5. Definition of terms


Volunteering is time willingly given for the common good and without financial gain.


Groups of people who share characteristics or bonds such as ethnicity, religion, or experience of a location or event.

6. Definition of responsibilities

Visitor Engagement section

  • champions the work of volunteers throughout the business units, encouraging all areas of the Museum to consider how volunteers can support their outcomes
  • manages the implementation and compliance of this volunteers policy
  • assists with identification, development and delivery of new and established volunteer projects.

Business Unit Managers

  • identify and establish rewarding volunteer roles
  • ensure compliance with this Volunteers policy
  • ensure adequate supervision of volunteers in their section.

Supervisor of Volunteers

  • ensures that volunteers are adequately supervised and trained to perform their duties
  • assists with development and delivery of training programs for volunteers
  • is the first point of contact for existing volunteers in their business unit
  • ensures sufficient tools and materials are available for performance of volunteer tasks
  • provides feedback through the volunteer check-in process.


  • performs assigned duties in a diligent, timely and professional manner
  • adheres to relevant Museum policies and guidelines
  • attends training as required or directed
  • actively participates in discussions about their volunteer role
  • openly discusses personal and professional needs and goals with supervisor.

7. References

National Museum of Australia Act 1980
National Museum of Australia Strategic Plan 2018–2022
Client Service Charter, National Museum of Australia, 2013
Diversity Action Plan, National Museum of Australia, 2018
National Standards for Volunteer Involvement, 2015
Code of Conduct Guidelines, 2016
Australian Public Service Values, 2014

8. Implementation

8.1 Coverage

This policy applies to all volunteers in all programs and projects undertaken by, or on behalf of, the Museum, and to all Museum sections and sites of operation.

8.2 Exclusions

This policy does not cover interns, work experience students, research associates and research fellows.

8.3 Other related policies

Audience development policy POL-C-011
Communication policy POL-C- 012
Cultural diversity policy POL-C-027
Education and learning policy POL-C-020
Environmental management policy POL-G-021
Interpretation policy Pol-C-027
Working with children and young people policy POL-C-043
Recordkeeping policy POL-G-001

8.4 Exclusions


8.5 Superseded policies

This policy supersedes:

Former policy/ies title Version no. Version date Approval date
Volunteers policy 1.0 Jan 1995 (by Council)  
Volunteers policy 2.0 14 Jun 2006  
Volunteers policy 3.0 2 May 2011  
Volunteers policy 3.0a 15 Jul 2013  

8.1 Monitoring

The Visitor Experience section monitors the implementation of this policy.

This policy will be reviewed in July 2022.

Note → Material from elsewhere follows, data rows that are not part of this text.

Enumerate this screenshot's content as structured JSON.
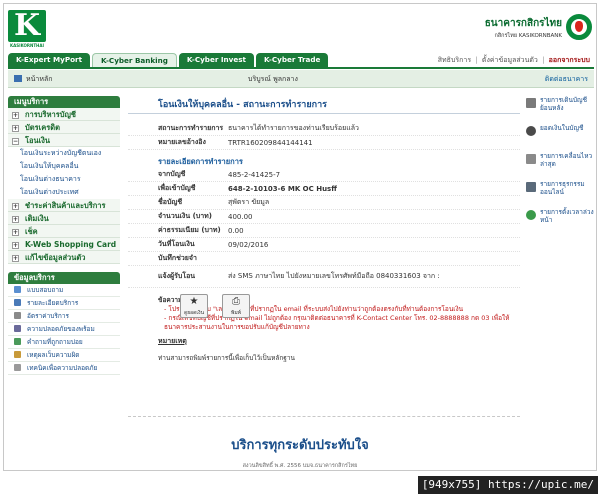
{
  "header": {
    "logo_text": "KASIKORNTHAI",
    "bank_name_th": "ธนาคารกสิกรไทย",
    "bank_name_en": "กสิกรไทย KASIKORNBANK"
  },
  "tabs": [
    {
      "label": "K-Expert MyPort"
    },
    {
      "label": "K-Cyber Banking"
    },
    {
      "label": "K-Cyber Invest"
    },
    {
      "label": "K-Cyber Trade"
    }
  ],
  "toplinks": {
    "services": "สิทธิบริการ",
    "settings": "ตั้งค่าข้อมูลส่วนตัว",
    "logout": "ออกจากระบบ"
  },
  "subbar": {
    "home": "หน้าหลัก",
    "user": "บริบูรณ์ พูลกลาง",
    "contact": "ติดต่อธนาคาร"
  },
  "sidebar": {
    "menu_title": "เมนูบริการ",
    "items": [
      {
        "label": "การบริหารบัญชี"
      },
      {
        "label": "บัตรเครดิต"
      },
      {
        "label": "โอนเงิน"
      }
    ],
    "transfer_sub": [
      {
        "label": "โอนเงินระหว่างบัญชีตนเอง"
      },
      {
        "label": "โอนเงินให้บุคคลอื่น"
      },
      {
        "label": "โอนเงินต่างธนาคาร"
      },
      {
        "label": "โอนเงินต่างประเทศ"
      }
    ],
    "items_after": [
      {
        "label": "ชำระค่าสินค้าและบริการ"
      },
      {
        "label": "เติมเงิน"
      },
      {
        "label": "เช็ค"
      },
      {
        "label": "K-Web Shopping Card"
      },
      {
        "label": "แก้ไขข้อมูลส่วนตัว"
      }
    ],
    "info_title": "ข้อมูลบริการ",
    "info_items": [
      {
        "label": "แบบสอบถาม"
      },
      {
        "label": "รายละเอียดบริการ"
      },
      {
        "label": "อัตราค่าบริการ"
      },
      {
        "label": "ความปลอดภัยของพร้อม"
      },
      {
        "label": "คำถามที่ถูกถามบ่อย"
      },
      {
        "label": "เหตุผลเว็บความผิด"
      },
      {
        "label": "เทคนิคเพื่อความปลอดภัย"
      }
    ]
  },
  "main": {
    "title": "โอนเงินให้บุคคลอื่น - สถานะการทำรายการ",
    "status_label": "สถานะการทำรายการ",
    "status_value": "ธนาคารได้ทำรายการของท่านเรียบร้อยแล้ว",
    "ref_label": "หมายเลขอ้างอิง",
    "ref_value": "TRTR160209844144141",
    "section_title": "รายละเอียดการทำรายการ",
    "from_label": "จากบัญชี",
    "from_value": "485-2-41425-7",
    "to_label": "เพื่อเข้าบัญชี",
    "to_value": "648-2-10103-6 MK OC Husff",
    "name_label": "ชื่อบัญชี",
    "name_value": "สุพัตรา ขัยมูล",
    "amount_label": "จำนวนเงิน (บาท)",
    "amount_value": "400.00",
    "fee_label": "ค่าธรรมเนียม (บาท)",
    "fee_value": "0.00",
    "date_label": "วันที่โอนเงิน",
    "date_value": "09/02/2016",
    "memo_label": "บันทึกช่วยจำ",
    "memo_value": "",
    "notify_label": "แจ้งผู้รับโอน",
    "notify_value": "ส่ง SMS ภาษาไทย ไปยังหมายเลขโทรศัพท์มือถือ 0840331603 จาก :",
    "note_heading": "ข้อความสำคัญ :",
    "note_line1": "- โปรดตรวจสอบ \"เลขที่บัญชี\" ที่ปรากฏใน email ที่ระบบส่งไปยังท่านว่าถูกต้องตรงกับที่ท่านต้องการโอนเงิน",
    "note_line2": "- กรณีเลขที่บัญชีที่ปรากฏใน email ไม่ถูกต้อง กรุณาติดต่อธนาคารที่ K-Contact Center โทร. 02-8888888 กด 03 เพื่อให้ธนาคารประสานงานในการขอปรับแก้บัญชีปลายทาง",
    "note_foot": "หมายเหตุ",
    "note_last": "ท่านสามารถพิมพ์รายการนี้เพื่อเก็บไว้เป็นหลักฐาน"
  },
  "actions": {
    "save_label": "ดูยอดเงิน",
    "print_label": "พิมพ์"
  },
  "right_panel": [
    {
      "label": "รายการเดินบัญชีย้อนหลัง",
      "icon": "statement-icon"
    },
    {
      "label": "ยอดเงินในบัญชี",
      "icon": "balance-icon"
    },
    {
      "label": "รายการเคลื่อนไหวล่าสุด",
      "icon": "calendar-icon"
    },
    {
      "label": "รายการธุรกรรมออนไลน์",
      "icon": "monitor-icon"
    },
    {
      "label": "รายการตั้งเวลาล่วงหน้า",
      "icon": "clock-icon"
    }
  ],
  "footer": {
    "slogan": "บริการทุกระดับประทับใจ",
    "copyright": "สงวนลิขสิทธิ์ พ.ศ. 2556 บมจ.ธนาคารกสิกรไทย"
  },
  "watermark": "[949x755] https://upic.me/"
}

Version date

19 November 2019


General operational

Approval date

24 September 2019 (Executive Management Group)


04/1695; 19/1228


Public and all staff


Volunteer, management, community, recruitment, volunteer responsibilities

Responsible officer

Volunteers Coordinator


Volunteers policy version 1.0, approved by Council, January 1995
Volunteers policy version 2.0, approved by General Manager, Audience and Programs, June 2006

Review date

July 2022

Related documents

Strategic Plan 2018-2022
Work Health and Safety Policy POL-G-062
NMA Enterprise Risk Management POL-C-056
Diversity Action Plan 2018
Code of Conduct Guidelines
Client Service Charter, National Museum of Australia 2013


National Museum of Australia
GPO Box 1901

Tel: (02) 6208 5000

Return to Top